African geese are not nearly as common as other large varieties. Their color is gray, dark above, light below. On the back of the neck there is a dark stripe. Their weights are the same as for Embden and Toulouse. The bill is black and has the same kind of black knob characteristic of the Brown Chinese variety. The legs are orange colored. As a rule, the geese lay better than the Embden, but not as well as the Toulouse, and the carcasses, especially of old birds, are hard to make look well for the market. The skin is dark, and this unfavorable color is not improved by the presence of down and pin feathers which are usually very hard to remove.

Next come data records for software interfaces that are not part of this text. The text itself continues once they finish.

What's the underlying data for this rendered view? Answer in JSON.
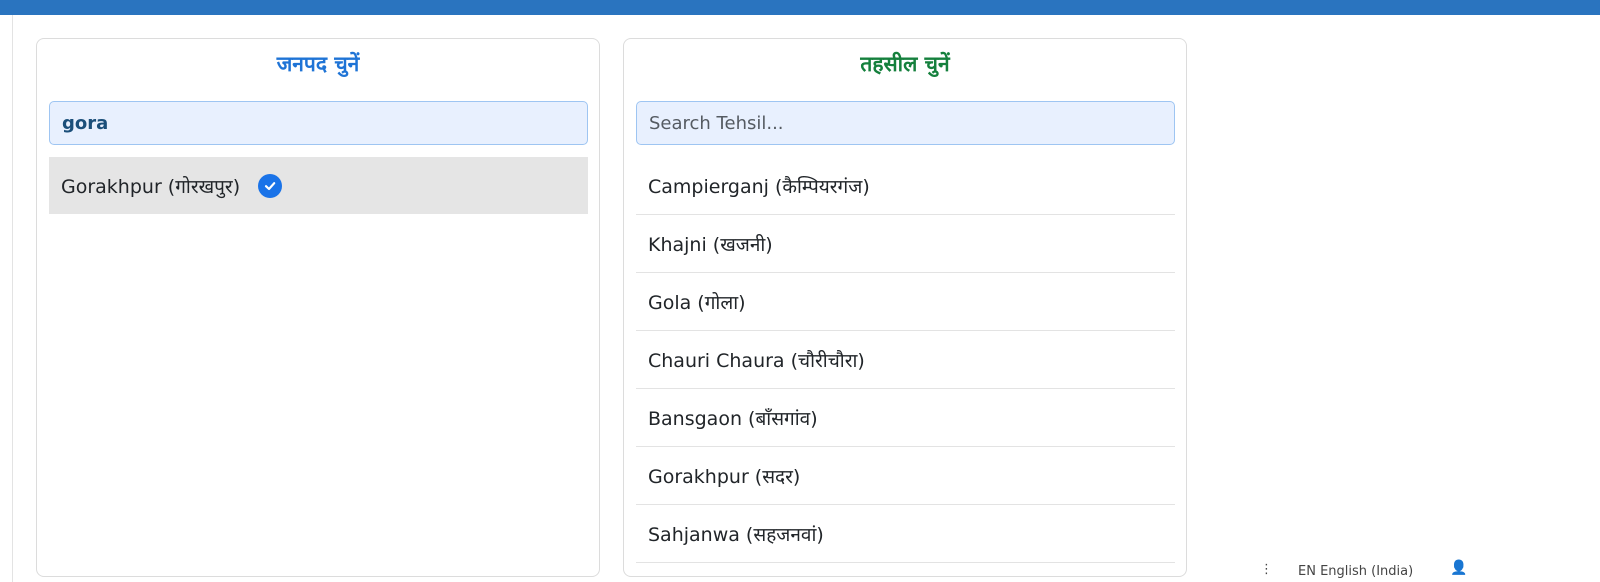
{
  "district_panel": {
    "title": "जनपद चुनें",
    "search_value": "gora",
    "selected_item": "Gorakhpur (गोरखपुर)"
  },
  "tehsil_panel": {
    "title": "तहसील चुनें",
    "search_placeholder": "Search Tehsil...",
    "items": [
      "Campierganj (कैम्पियरगंज)",
      "Khajni (खजनी)",
      "Gola (गोला)",
      "Chauri Chaura (चौरीचौरा)",
      "Bansgaon (बाँसगांव)",
      "Gorakhpur (सदर)",
      "Sahjanwa (सहजनवां)"
    ]
  },
  "footer": {
    "language": "EN English (India)"
  },
  "colors": {
    "top_bar": "#2a74bf",
    "district_title": "#1f74d6",
    "tehsil_title": "#15803d",
    "check": "#1a73e8"
  }
}
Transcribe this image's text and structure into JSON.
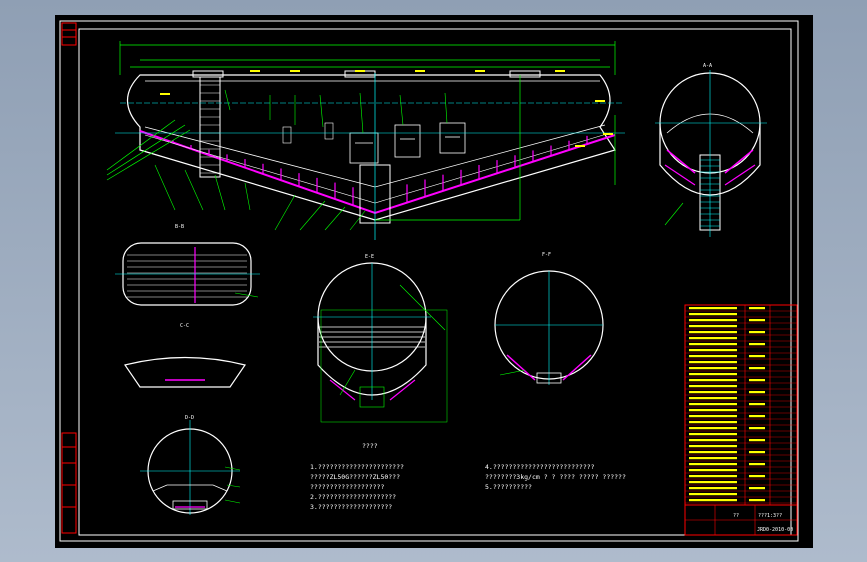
{
  "colors": {
    "background": "#000000",
    "frame": "#ffffff",
    "outline": "#ffffff",
    "dimension": "#00ff00",
    "axis": "#00ffff",
    "section": "#ff00ff",
    "annotation": "#ffff00",
    "hatch": "#ff0000",
    "title_block": "#ff0000"
  },
  "views": {
    "side_label": "A-A",
    "section_b": "B-B",
    "section_c": "C-C",
    "section_d": "D-D",
    "section_e": "E-E",
    "section_f": "F-F"
  },
  "notes": {
    "heading": "????",
    "lines": [
      "1.??????????????????????",
      "  ?????ZL50G??????ZL50???",
      "  ???????????????????",
      "2.????????????????????",
      "3.???????????????????"
    ],
    "lines_right": [
      "4.??????????????????????????",
      "  ????????3kg/cm  ? ?   ????  ?????   ??????",
      "5.??????????"
    ]
  },
  "title_block": {
    "material_label": "??",
    "scale_label": "???1:3??",
    "drawing_number": "JRD0-2010-00"
  }
}
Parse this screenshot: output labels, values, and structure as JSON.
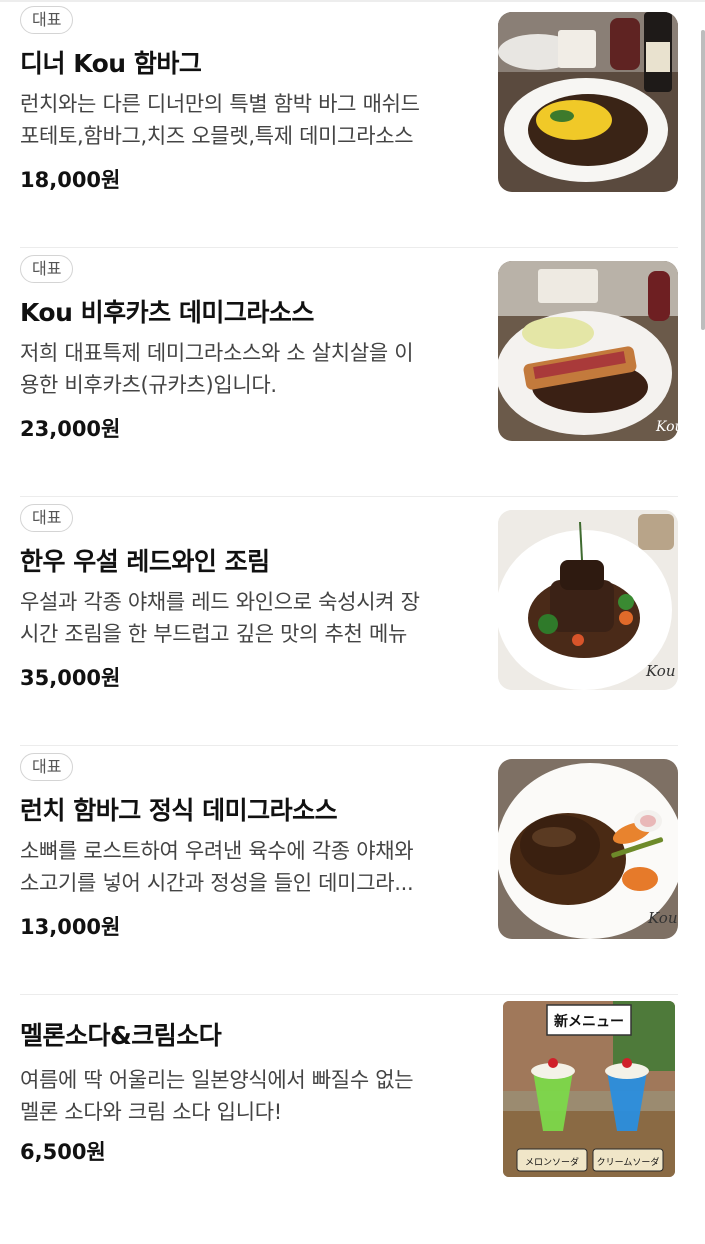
{
  "menu": [
    {
      "badge": "대표",
      "title": "디너 Kou 함바그",
      "desc1": "런치와는 다른 디너만의 특별 함박 바그 매쉬드",
      "desc2": "포테토,함바그,치즈 오믈렛,특제 데미그라소스",
      "price": "18,000원",
      "image": "hamburg-steak-dinner-photo"
    },
    {
      "badge": "대표",
      "title": "Kou 비후카츠 데미그라소스",
      "desc1": "저희 대표특제 데미그라소스와 소 살치살을 이",
      "desc2": "용한 비후카츠(규카츠)입니다.",
      "price": "23,000원",
      "image": "beef-katsu-photo",
      "watermark": "Kou"
    },
    {
      "badge": "대표",
      "title": "한우 우설 레드와인 조림",
      "desc1": "우설과 각종 야채를 레드 와인으로 숙성시켜 장",
      "desc2": "시간 조림을 한 부드럽고 깊은 맛의 추천 메뉴",
      "price": "35,000원",
      "image": "beef-tongue-stew-photo",
      "watermark": "Kou"
    },
    {
      "badge": "대표",
      "title": "런치 함바그 정식 데미그라소스",
      "desc1": "소뼈를 로스트하여 우려낸 육수에 각종 야채와",
      "desc2": "소고기를 넣어 시간과 정성을 들인 데미그라...",
      "price": "13,000원",
      "image": "lunch-hamburg-photo",
      "watermark": "Kou"
    },
    {
      "title": "멜론소다&크림소다",
      "desc1": "여름에 딱 어울리는 일본양식에서 빠질수 없는",
      "desc2": "멜론 소다와 크림 소다 입니다!",
      "price": "6,500원",
      "image": "melon-cream-soda-photo",
      "sign": "新メニュー",
      "label1": "メロンソーダ",
      "label2": "クリームソーダ"
    }
  ]
}
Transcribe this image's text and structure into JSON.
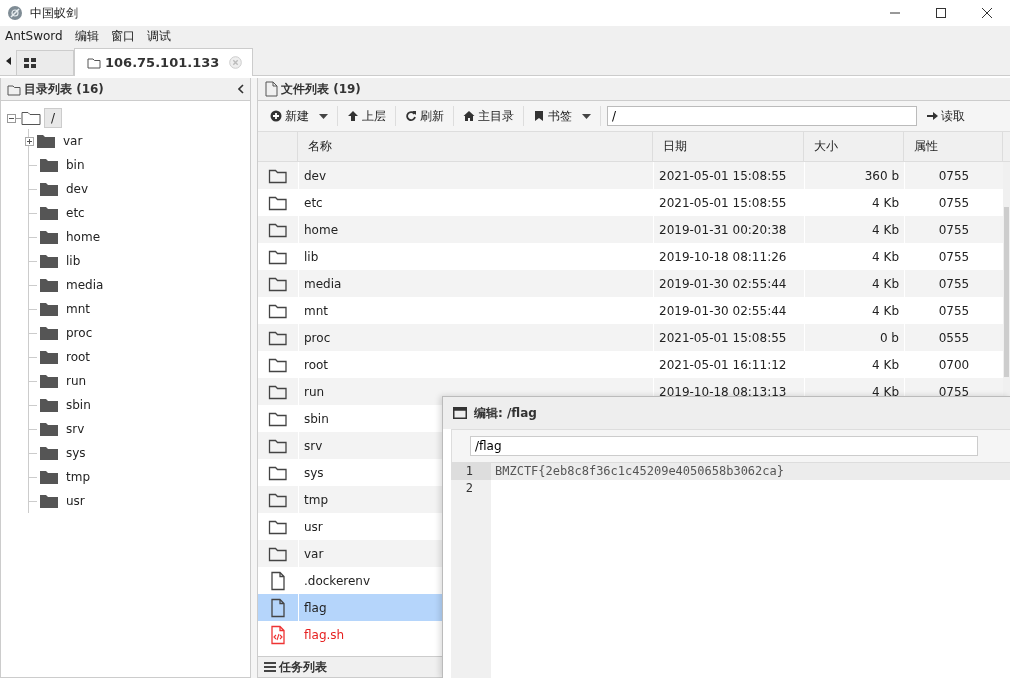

Besides the market varieties of geese described, there are several used for ornament, among them are the Egyptian. One of these varieties, the Wild or Canadian geese, however, is used for breeding mongrels, as already noticed. The Egyptian is purely ornamental.
Goose and Duck Feathers
Generally speaking there is probably less waste of geese and duck feathers than of chicken and turkey, because the prices are considerably higher and the uses more numerous, and yet it is probable that many bring a lower price than they should because of the imperfect methods of sorting and curing. In the first place, the birds should be dry picked, so as to save the animal oils which give the feathers their "life." The reduction in grade because of scalding is not so great with geese and duck feathers as with turkey and chicken, provided proper care has been exercised and the birds immersed for only a very short time and the drying properly attended to. The feathers from the two kinds of birds should be kept separate, but otherwise the method of handling is simple.
A leading dealer writes as follows concerning the handling of these products: Dry-picked goose and duck feathers should be placed on the floor and spread out for two or three days. The feathers from white birds should be kept by themselves. Special care should be taken to have the floors scrupulously clean, for white feathers especially, since the whiteness increases value. Each day until thoroughly dry, the feathers should be turned over. The quills and coarser feathers should never be included with the body feathers.
Burlap or cotton sacks are best for shipping the small feathers, which unless perfectly dry, are apt to become mildewed very rapidly and to command a reduced price. In the autumn, pure white goose feathers dry and in good condition are worth about 60 cents a pound. Gray goose and white duck 40 cents each, gray duck 32 cents. Scalded stock brings from 3 to 5 cents less a pound.
Next: Chapter XV
Back to Index
Back to the Small Farms Library Index
Community development | Rural development
City farms | Organic gardening | Composting | Small farms | Biofuel | Solar box cookers
Trees, soil and water | Seeds of the world | Appropriate technology | Project vehicles
Home | What people are saying about us | About Handmade Projects
Projects | Internet | Schools projects | Sitemap | Site Search | Donations |